What sets lokta handmade paper apart is not only its natural and eco-friendly production process, but also its durability and aesthetic appeal. The paper is known for its strength and ability to withstand aging, making it ideal for various applications such as bookbinding, writing, and crafting. Its unique texture and earthy tones also make it a popular choice among artists and designers looking for a distinctive material to work with.

The production of lokta handmade paper in Nepal holds great potential for sustainable development. It provides employment opportunities for the local communities, particularly in the rural mountain regions where alternative livelihood options are limited. By promoting responsible consumption and production practices, the sector contributes to achieving Goal 12 of the Sustainable Development Goals (SDGs) – Responsible Consumption and Production.

Workshops and classes for professional artists

For professional artists seeking to explore the unique art of paper making in Kathmandu, there are various workshops and classes available that provide an immersive learning experience. These programs are designed to offer in-depth insights into the traditional techniques of handmade paper production, allowing participants to gain practical skills and knowledge in this age-old craft.

Participants have the opportunity to engage with skilled artisans and paper makers who have inherited their expertise through generations, learning the intricate processes of harvesting lokta bark, transforming it into pulp, and handcrafting it into fine paper. The workshops often include demonstrations of traditional paper making methods, giving artists a firsthand understanding of the meticulous craftsmanship involved in creating lokta handmade paper.

Moreover, these workshops also delve into the artistic aspects of working with lokta paper, exploring its diverse applications in painting, printmaking, bookbinding, and other creative disciplines. Professional artists can learn about the unique characteristics of lokta paper, such as its texture, durability, and earthy tones, and how these qualities can be leveraged to create visually captivating and sustainable artwork.

Apart from technical skills, the workshops and classes also emphasize the cultural and historical significance of handmade paper in Nepalese traditions, shedding light on the role of paper in religious practices, artistic expression, and community livelihoods. This immersive approach provides artists with a deeper appreciation for the art form and its roots in Nepalese heritage, enriching their artistic journey with cultural context and inspiration.

Additionally, these programs often offer opportunities for collaboration and exchange with local artisans, fostering cross-cultural learning and the sharing of artistic perspectives. By participating in these workshops, professional artists not only acquire valuable skills in an ancient craft but also contribute to the preservation and promotion of Nepal’s handmade paper heritage, strengthening the socio-economic sustainability of the communities involved in its production.

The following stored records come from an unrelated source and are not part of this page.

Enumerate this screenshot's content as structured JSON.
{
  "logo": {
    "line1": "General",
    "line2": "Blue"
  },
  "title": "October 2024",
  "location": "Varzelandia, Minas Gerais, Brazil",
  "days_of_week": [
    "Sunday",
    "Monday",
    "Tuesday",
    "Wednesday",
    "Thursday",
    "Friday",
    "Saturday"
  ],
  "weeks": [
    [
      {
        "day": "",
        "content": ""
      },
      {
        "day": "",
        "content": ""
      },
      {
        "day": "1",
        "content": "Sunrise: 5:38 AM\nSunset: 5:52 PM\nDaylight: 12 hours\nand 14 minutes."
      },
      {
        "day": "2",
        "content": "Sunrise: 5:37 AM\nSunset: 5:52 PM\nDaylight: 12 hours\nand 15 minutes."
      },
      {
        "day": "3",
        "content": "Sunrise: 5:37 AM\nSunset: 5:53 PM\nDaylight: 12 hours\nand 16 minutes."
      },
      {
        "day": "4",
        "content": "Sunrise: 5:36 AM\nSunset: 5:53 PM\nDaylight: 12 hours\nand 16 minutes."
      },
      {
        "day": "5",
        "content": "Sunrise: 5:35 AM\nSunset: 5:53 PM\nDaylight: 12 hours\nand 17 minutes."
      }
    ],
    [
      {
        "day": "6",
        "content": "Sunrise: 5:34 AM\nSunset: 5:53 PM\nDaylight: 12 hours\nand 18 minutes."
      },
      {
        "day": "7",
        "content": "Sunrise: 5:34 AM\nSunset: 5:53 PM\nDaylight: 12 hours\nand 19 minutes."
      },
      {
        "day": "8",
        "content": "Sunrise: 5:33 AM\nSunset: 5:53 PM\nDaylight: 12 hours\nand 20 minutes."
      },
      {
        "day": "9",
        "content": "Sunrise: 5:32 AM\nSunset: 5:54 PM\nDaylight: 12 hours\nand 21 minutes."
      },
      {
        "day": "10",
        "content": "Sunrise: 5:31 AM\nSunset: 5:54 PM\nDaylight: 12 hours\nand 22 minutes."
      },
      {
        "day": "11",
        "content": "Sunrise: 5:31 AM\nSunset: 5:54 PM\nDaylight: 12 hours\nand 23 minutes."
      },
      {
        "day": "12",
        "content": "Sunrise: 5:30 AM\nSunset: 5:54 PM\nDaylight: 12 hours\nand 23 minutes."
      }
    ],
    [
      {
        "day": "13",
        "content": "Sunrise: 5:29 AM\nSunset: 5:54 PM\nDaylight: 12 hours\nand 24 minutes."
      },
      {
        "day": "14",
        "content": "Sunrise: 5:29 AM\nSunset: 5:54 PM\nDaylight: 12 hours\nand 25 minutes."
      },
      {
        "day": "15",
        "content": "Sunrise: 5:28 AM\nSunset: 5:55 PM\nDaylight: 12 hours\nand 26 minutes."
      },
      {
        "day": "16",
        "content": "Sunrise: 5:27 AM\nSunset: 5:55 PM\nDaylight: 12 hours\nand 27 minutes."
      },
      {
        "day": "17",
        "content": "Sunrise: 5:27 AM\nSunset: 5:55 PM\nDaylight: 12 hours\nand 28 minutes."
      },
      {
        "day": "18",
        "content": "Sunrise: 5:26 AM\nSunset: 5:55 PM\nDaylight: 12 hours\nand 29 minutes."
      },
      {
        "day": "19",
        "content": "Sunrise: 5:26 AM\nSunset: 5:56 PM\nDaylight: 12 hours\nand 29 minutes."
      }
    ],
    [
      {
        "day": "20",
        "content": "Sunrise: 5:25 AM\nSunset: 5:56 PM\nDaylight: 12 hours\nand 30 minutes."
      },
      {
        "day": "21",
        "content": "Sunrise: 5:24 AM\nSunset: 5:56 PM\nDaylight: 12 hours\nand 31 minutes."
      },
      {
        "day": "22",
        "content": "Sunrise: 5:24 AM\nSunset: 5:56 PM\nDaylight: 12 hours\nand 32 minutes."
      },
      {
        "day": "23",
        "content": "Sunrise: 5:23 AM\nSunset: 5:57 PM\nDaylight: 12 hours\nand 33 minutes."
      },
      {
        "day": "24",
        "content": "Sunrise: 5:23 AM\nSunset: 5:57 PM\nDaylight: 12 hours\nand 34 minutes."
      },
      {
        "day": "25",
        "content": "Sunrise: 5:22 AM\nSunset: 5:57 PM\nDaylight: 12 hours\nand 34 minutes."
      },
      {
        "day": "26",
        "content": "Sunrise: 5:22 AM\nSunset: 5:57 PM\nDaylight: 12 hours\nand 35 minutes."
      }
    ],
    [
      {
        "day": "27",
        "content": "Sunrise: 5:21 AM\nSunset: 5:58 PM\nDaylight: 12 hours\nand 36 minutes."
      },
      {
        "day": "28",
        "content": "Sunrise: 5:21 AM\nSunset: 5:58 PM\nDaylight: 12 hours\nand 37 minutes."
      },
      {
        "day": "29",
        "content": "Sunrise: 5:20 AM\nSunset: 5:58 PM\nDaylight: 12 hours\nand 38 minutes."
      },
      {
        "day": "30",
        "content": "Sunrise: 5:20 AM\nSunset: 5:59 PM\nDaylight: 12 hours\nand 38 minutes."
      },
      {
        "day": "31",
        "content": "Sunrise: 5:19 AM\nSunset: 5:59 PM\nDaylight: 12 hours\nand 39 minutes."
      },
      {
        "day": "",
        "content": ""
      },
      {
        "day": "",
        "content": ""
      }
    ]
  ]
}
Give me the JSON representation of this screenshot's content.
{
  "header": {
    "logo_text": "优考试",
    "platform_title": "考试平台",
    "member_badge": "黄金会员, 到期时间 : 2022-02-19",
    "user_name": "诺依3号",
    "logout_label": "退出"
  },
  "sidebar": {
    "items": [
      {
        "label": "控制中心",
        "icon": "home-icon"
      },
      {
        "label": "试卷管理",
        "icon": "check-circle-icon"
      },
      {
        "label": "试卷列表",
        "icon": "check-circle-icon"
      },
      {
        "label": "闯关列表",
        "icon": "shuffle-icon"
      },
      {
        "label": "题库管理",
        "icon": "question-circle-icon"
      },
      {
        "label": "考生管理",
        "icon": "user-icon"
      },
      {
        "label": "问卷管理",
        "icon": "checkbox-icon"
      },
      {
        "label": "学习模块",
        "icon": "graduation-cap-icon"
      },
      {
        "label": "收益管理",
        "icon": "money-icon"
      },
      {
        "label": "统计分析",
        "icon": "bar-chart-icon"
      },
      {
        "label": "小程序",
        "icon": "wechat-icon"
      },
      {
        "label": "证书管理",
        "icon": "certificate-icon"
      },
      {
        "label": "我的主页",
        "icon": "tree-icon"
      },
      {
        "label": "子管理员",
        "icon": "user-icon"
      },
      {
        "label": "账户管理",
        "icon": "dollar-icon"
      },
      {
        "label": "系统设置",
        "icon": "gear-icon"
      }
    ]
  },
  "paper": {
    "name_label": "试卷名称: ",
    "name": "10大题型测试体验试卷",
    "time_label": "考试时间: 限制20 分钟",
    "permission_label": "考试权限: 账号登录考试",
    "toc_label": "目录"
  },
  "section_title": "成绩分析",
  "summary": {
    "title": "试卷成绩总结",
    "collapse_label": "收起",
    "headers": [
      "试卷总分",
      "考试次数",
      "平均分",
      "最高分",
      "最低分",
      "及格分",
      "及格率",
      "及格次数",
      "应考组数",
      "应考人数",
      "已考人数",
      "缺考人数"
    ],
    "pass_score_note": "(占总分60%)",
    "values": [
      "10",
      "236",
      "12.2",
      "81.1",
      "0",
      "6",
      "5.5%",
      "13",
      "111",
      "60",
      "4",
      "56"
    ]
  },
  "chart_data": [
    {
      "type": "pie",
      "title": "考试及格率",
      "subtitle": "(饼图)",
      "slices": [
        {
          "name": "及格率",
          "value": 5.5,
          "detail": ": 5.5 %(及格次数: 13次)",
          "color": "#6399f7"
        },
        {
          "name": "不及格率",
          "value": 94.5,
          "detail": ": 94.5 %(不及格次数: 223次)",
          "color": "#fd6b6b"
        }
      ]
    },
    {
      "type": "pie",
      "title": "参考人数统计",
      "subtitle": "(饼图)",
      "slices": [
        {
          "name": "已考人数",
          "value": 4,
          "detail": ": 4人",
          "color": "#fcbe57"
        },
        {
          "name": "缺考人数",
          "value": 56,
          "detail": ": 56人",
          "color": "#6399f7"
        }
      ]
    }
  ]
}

In essence, the workshops and classes for professional artists in Kathmandu provide a platform for creative exploration, cultural immersion, and skill development, offering a transformative experience that transcends conventional artistic practices. Whether delving into the technical intricacies of paper making or interpreting lokta paper as a medium for artistic expression, these programs serve as a gateway to a world where tradition, creativity, and craftsmanship converge.